An accomplished guitarist, singer, and songwriter (his CD is titled Another Joe on the Street), Cunningham has also found a way to weave quilting into his music. He has composed a semihistorical, one-man show, appropriately called -- although not for the reason you think -- "Joe the Quilter."

"Joe the Quilter" imagines the world of Joe Hedley, a tailor-turned-quiltmaker who lived in England during the last half of the 18th century. Although little is known about the real Joe Hedley, and only a few of his quilts survive, Cunningham tries to capture his spirit in story and song, with music ranging from Old English ballads to "sort of gutbucket blues."

In the show, Hedley unveils what he calls his "masterpiece," a medallion quilt depicting a snake in the Garden of Eden. This was a departure from the standard quilt motifs of the 1700s, which focused on the tree of life. "Hedley deludes himself into thinking the quilt will somehow change quilt history," says Cunningham. "In fact, when he shows it, people are indifferent. It changes nothing." The true meaning of Hedley's work is personal: it helps him weather a midlife crisis.

"The importance of quilts is that they were developed, mostly by women, as objects to mark important passages in life," says Cunningham, "to commemorate family or friendships, to keep us warm, to keep us busy, to use and reuse fabric, to make manifest our feelings about someone or something.

"They are not important to art," he maintains. "They are important to culture, and they embody a realm created and still enjoyed by women. Quilt guilds around the world are the chief social outlet for millions of women. In this realm, I am still a tourist."

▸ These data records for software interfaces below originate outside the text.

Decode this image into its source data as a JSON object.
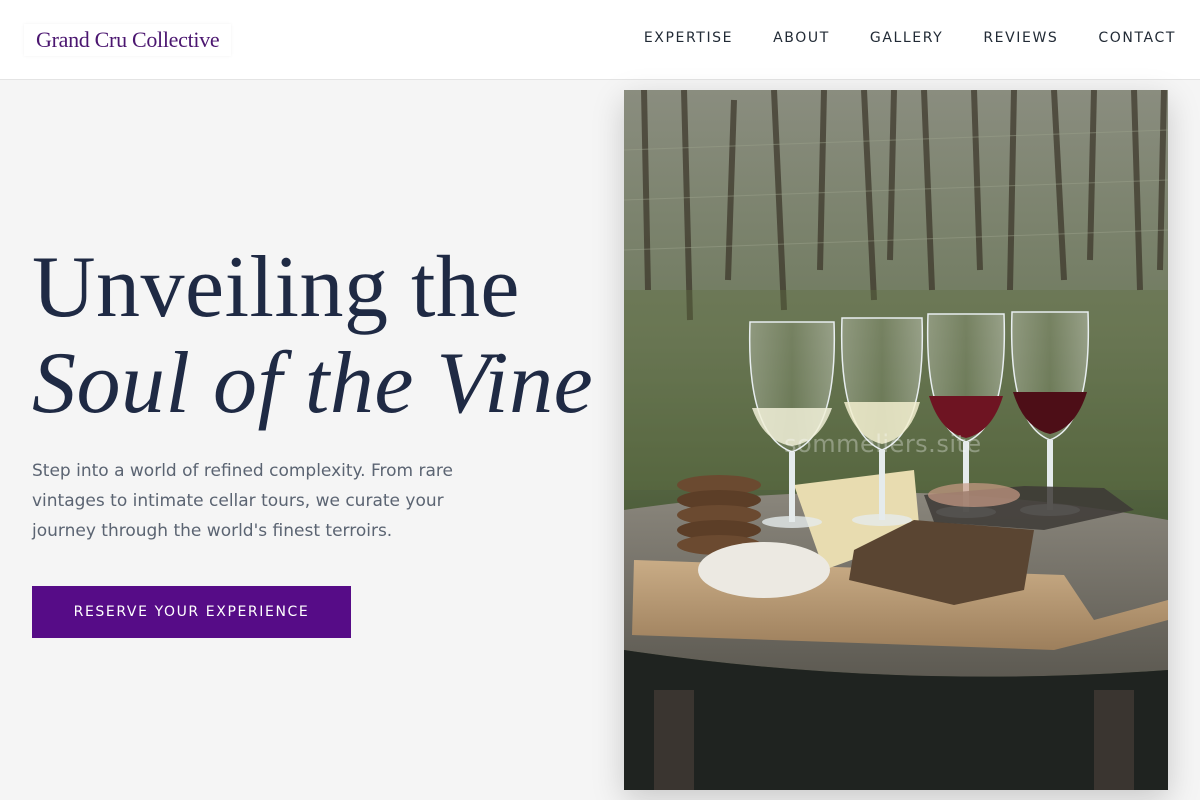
{
  "brand": {
    "name": "Grand Cru Collective",
    "color": "#4b1670"
  },
  "nav": {
    "items": [
      {
        "label": "EXPERTISE"
      },
      {
        "label": "ABOUT"
      },
      {
        "label": "GALLERY"
      },
      {
        "label": "REVIEWS"
      },
      {
        "label": "CONTACT"
      }
    ]
  },
  "hero": {
    "title_line1": "Unveiling the",
    "title_line2": "Soul of the Vine",
    "description": "Step into a world of refined complexity. From rare vintages to intimate cellar tours, we curate your journey through the world's finest terroirs.",
    "cta_label": "RESERVE YOUR EXPERIENCE",
    "cta_color": "#560c87"
  },
  "image": {
    "subject": "wine-tasting-flight-photo",
    "watermark": "sommeliers.site"
  }
}
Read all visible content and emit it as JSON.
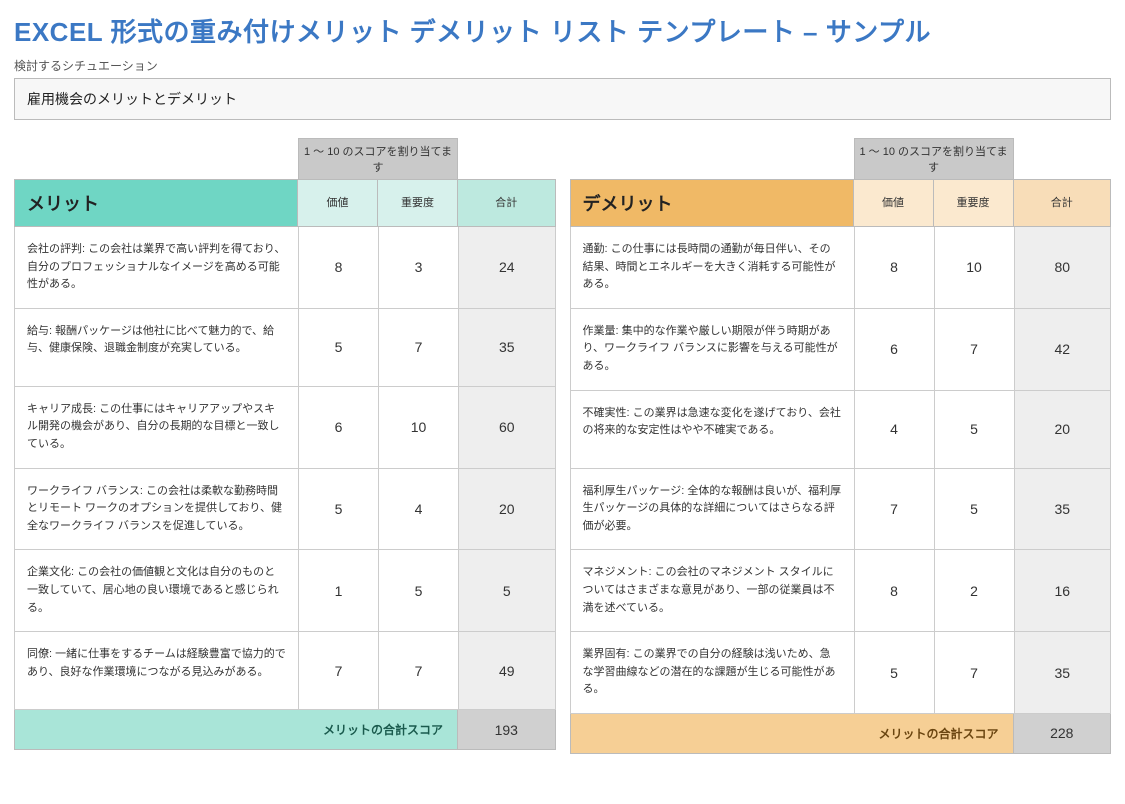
{
  "title": "EXCEL 形式の重み付けメリット デメリット リスト テンプレート – サンプル",
  "subtitle": "検討するシチュエーション",
  "situation": "雇用機会のメリットとデメリット",
  "score_note": "1 ～ 10 のスコアを割り当てます",
  "headers": {
    "value": "価値",
    "importance": "重要度",
    "total": "合計"
  },
  "pros": {
    "heading": "メリット",
    "total_label": "メリットの合計スコア",
    "total_score": "193",
    "rows": [
      {
        "desc": "会社の評判: この会社は業界で高い評判を得ており、自分のプロフェッショナルなイメージを高める可能性がある。",
        "value": "8",
        "importance": "3",
        "total": "24"
      },
      {
        "desc": "給与: 報酬パッケージは他社に比べて魅力的で、給与、健康保険、退職金制度が充実している。",
        "value": "5",
        "importance": "7",
        "total": "35"
      },
      {
        "desc": "キャリア成長: この仕事にはキャリアアップやスキル開発の機会があり、自分の長期的な目標と一致している。",
        "value": "6",
        "importance": "10",
        "total": "60"
      },
      {
        "desc": "ワークライフ バランス: この会社は柔軟な勤務時間とリモート ワークのオプションを提供しており、健全なワークライフ バランスを促進している。",
        "value": "5",
        "importance": "4",
        "total": "20"
      },
      {
        "desc": "企業文化: この会社の価値観と文化は自分のものと一致していて、居心地の良い環境であると感じられる。",
        "value": "1",
        "importance": "5",
        "total": "5"
      },
      {
        "desc": "同僚: 一緒に仕事をするチームは経験豊富で協力的であり、良好な作業環境につながる見込みがある。",
        "value": "7",
        "importance": "7",
        "total": "49"
      }
    ]
  },
  "cons": {
    "heading": "デメリット",
    "total_label": "メリットの合計スコア",
    "total_score": "228",
    "rows": [
      {
        "desc": "通勤: この仕事には長時間の通勤が毎日伴い、その結果、時間とエネルギーを大きく消耗する可能性がある。",
        "value": "8",
        "importance": "10",
        "total": "80"
      },
      {
        "desc": "作業量: 集中的な作業や厳しい期限が伴う時期があり、ワークライフ バランスに影響を与える可能性がある。",
        "value": "6",
        "importance": "7",
        "total": "42"
      },
      {
        "desc": "不確実性: この業界は急速な変化を遂げており、会社の将来的な安定性はやや不確実である。",
        "value": "4",
        "importance": "5",
        "total": "20"
      },
      {
        "desc": "福利厚生パッケージ: 全体的な報酬は良いが、福利厚生パッケージの具体的な詳細についてはさらなる評価が必要。",
        "value": "7",
        "importance": "5",
        "total": "35"
      },
      {
        "desc": "マネジメント: この会社のマネジメント スタイルについてはさまざまな意見があり、一部の従業員は不満を述べている。",
        "value": "8",
        "importance": "2",
        "total": "16"
      },
      {
        "desc": "業界固有: この業界での自分の経験は浅いため、急な学習曲線などの潜在的な課題が生じる可能性がある。",
        "value": "5",
        "importance": "7",
        "total": "35"
      }
    ]
  }
}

Nevertheless, he finds the craft irresistible. One of Cunningham's favorite quilts is one he named "The Perfect Existential Object," in tribute to a male friend who used to tease him about making quilts. "He'd say, 'What is this with quilts and flowers and teddy bears? You're a smart guy, you could do anything, what do you see in quilts?' But one day he burst out with, 'I get it now! The quilt is the perfect existential object! It soothes the pain of existence by beautifying your surroundings, and you can also wrap up in it against the coldness of the universe.'"

Cunningham says making quilts is time-consuming -- about three weeks from start to finish, for a six-foot square -- but ultimately very satisfying. He first designs and sews all the pieces for the top of the quilt on a machine, whether they are appliquéd (material on top of material) or pieced (side by side). He then stretches the three layers -- top, cotton batting filling, and back -- onto a large frame and stitches them together by hand, "scrolling up" as he works toward the middle.

The stitching is the step that is actually called the "quilting," and ironically, most people miss seeing it when they look at a quilt. Probably they are distracted by the colorful pieces and designs that make up the top layer, and they don't see the tiny threads that hold the quilt together.

Cunningham uses many traditional stitching designs -- pumpkin seed, crisscross, hanging diamonds, feathered vines, clamshells, wreaths. "I would call my style old-fashioned. My stitches look like designs from the 19th century."

However, his colors and shapes are often more abstract. A quilt he made for the Hedley show, which he calls "Joe Hedley's Last Quilt" (it appears right before Hedley's death at age 80), is a maze-like design with echoes of a Rubik's cube and a Clue board game.

Though he works by himself, not in the traditional "quilting bee," Cunningham is never at a loss for a critic or an admirer. His studio is in the basement of his sons' preschool. "My son Jules is so young he still gets juice out of the idea that his dad is a quilter working down the hall," he says proudly.

Clearly, Cunningham still gets juice out of being a quiltmaker, too. He sews his name, the date, and often a title into the quilt. He stitches his designs freehand, without any markings, not even sure where the pattern will end up as he needles across the quilt's expanse. It's his favorite part of making quilts, because it's spontaneous, loose, and full of charm. "I make it up as I go along," he says.

That's a pretty good motto for a well-pieced-together life.